Cannabis growers are not required to have odor control systems until they have permits, a slow process in Santa Barbara County — but that could change.
Deputy County Executive Officer Dennis Bozanich is proposing ordinance amendments that include odor control as a condition for business license applications, and the Board of Supervisors is scheduled to discuss the ideas and provide direction at Tuesday’s meeting.
About 100 operators have submitted applications to grow marijuana in unincorporated areas of the county, and a few dozen of them that have been “grandfathered in” are cultivating while they work through the arduous county and state permitting process.
Community members have long complained about odor issues from the farms, which are not required to comply with the county ordinances until they have county permits and business licenses — and very few have them yet. Then there are the allegedly illegal growing operations, the target of Cannabis Compliance Team enforcement actions.
Bozanich, who has been managing the county’s cannabis ordinance process, said his office has been working on the proposal since April.
It seems like an obvious move, given the ongoing odor complaints, especially in areas with concentrated cultivation such as the Carpinteria Valley. So what prompted Bozanich to propose it now?
“Probably public comment,” he told Noozhawk.
The county already requires applicants to have security plans implemented before being issued a cannabis business license.
Growers could see purchasing expensive odor control systems as a risk, without a guarantee of getting a permit and license, but they could stop growing while their application is processed, Bozanich explained.

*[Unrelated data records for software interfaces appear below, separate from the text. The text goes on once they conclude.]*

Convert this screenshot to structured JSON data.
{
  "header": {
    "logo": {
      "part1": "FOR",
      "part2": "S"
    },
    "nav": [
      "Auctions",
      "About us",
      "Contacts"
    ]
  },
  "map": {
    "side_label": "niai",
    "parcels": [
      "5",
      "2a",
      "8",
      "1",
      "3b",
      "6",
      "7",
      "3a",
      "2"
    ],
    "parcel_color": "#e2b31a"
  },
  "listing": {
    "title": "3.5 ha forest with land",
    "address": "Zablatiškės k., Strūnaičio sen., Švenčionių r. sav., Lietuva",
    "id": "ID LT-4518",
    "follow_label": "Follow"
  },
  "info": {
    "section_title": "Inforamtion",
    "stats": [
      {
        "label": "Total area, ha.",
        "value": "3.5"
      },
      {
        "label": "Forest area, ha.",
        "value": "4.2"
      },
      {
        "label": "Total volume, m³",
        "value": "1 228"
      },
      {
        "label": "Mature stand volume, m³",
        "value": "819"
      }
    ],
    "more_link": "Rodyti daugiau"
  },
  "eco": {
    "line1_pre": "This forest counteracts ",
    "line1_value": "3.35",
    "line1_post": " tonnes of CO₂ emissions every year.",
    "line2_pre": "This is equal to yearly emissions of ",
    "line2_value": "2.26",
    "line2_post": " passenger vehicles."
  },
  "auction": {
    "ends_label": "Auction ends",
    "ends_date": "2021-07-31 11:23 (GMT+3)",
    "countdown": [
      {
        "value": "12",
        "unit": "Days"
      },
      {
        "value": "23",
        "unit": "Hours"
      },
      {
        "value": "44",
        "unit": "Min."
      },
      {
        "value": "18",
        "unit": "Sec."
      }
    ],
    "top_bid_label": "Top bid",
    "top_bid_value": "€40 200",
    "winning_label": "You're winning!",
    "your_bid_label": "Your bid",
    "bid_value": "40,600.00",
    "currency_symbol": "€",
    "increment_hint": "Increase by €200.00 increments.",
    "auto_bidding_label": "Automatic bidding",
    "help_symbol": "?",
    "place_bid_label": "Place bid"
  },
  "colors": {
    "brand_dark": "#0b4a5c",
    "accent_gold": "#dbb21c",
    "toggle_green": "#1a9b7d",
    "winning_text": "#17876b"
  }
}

The staff report for Tuesday includes potential ordinance amendments such as a countywide cannabis cultivation operations acreage cap; to demonstrate odor control operation during the business license application process; and concurrent processing of business license and land use entitlement applications.
Bozanich also is proposing that the county evaluate cannabis-related land-use permit and business license applications at the same time to speed up the review process.
“It’s taken anywhere from three to nine months for operators to get through,” he said, adding that some applications take longer because of unpermitted structures on the properties that must be re-permitted — or destroyed.
If that and the odor control requirement are supported by the Board of Supervisors, odor control systems would be required even earlier, he noted.
The proposal to require odor control will be discussed after the Board of Supervisors decides on other cannabis ordinance amendments, such as limits to growing on AG 1-zoned parcels and expanded noticing requirements.
The supervisors are scheduled to meet at 9 a.m. Tuesday at the Joseph Centeno Betteravia Government Administration Building, 511 E. Lakeside Parkway in Santa Maria.
Changes to State Provisional Licensing Program
Santa Barbara County has 52 operators with provisional licenses as of early July, according to Bozanich, which accounts for about 156 acres of cannabis cultivation, and 700 state provisional and temporary licenses.
The provisional licenses are temporary state licenses as a holdover measure while operators go through local permitting, which includes environmental review. A California annual license requires operators to have the necessary local permits and business licenses.
The Legislature recently voted to extend the provisional license program by two years, through 2023.
It means that operating cannabis-related businesses have a longer time to get through local permitting. It allows them to keep selling in the legal market and requires them to use the state’s Track-and-Trace System for cannabis inventory, Bozanich said.
New operators won’t be affected by the provisional license extension, he said.
The legislation, Assembly Bill 97, is a cannabis budget trailer bill that was passed by both the state Senate and Assembly last week, according to the office of state Sen. Hannah-Beth Jackson, D-Santa Barbara.
Jackson voted against it, and she said in a statement that she is not opposed to marijuana legalization but is concerned by the cannabis industry that, “in the absence of adequate oversight and enforcement,” is “encroaching” on communities and quality of life in Santa Barbara County.
“Many of us who work in state government feel the frustrations of the very limited authority granted to us under Proposition 64 to help residents experiencing the outsized burden of cannabis cultivation,” she said.
“However, one lever we do possess at the state level is through the granting of licenses to growers. I had hoped that this trailer bill language might be better refined to help us get at bad actors, ensure adequate environmental review and provide greater safeguards. Unfortunately, those changes were not made, and for that reason, I am not able to support this legislation.”
Assemblywoman Monique Limón, D-Santa Barbara, voted on the bill in April before it had cannabis language, her office noted. She did not record a vote for the full Assembly vote on the bill, in late June.
“Given the conversations happening in Santa Barbara County, I was hoping to see a bill that addressed environmental review as well as health and safety impacts on our communities through a public process,” she said in a statement about the final bill.
— Noozhawk managing editor Giana Magnoli can be reached at email@example.com. Follow Noozhawk on Twitter: @noozhawk, @NoozhawkNews and @NoozhawkBiz. Connect with Noozhawk on Facebook.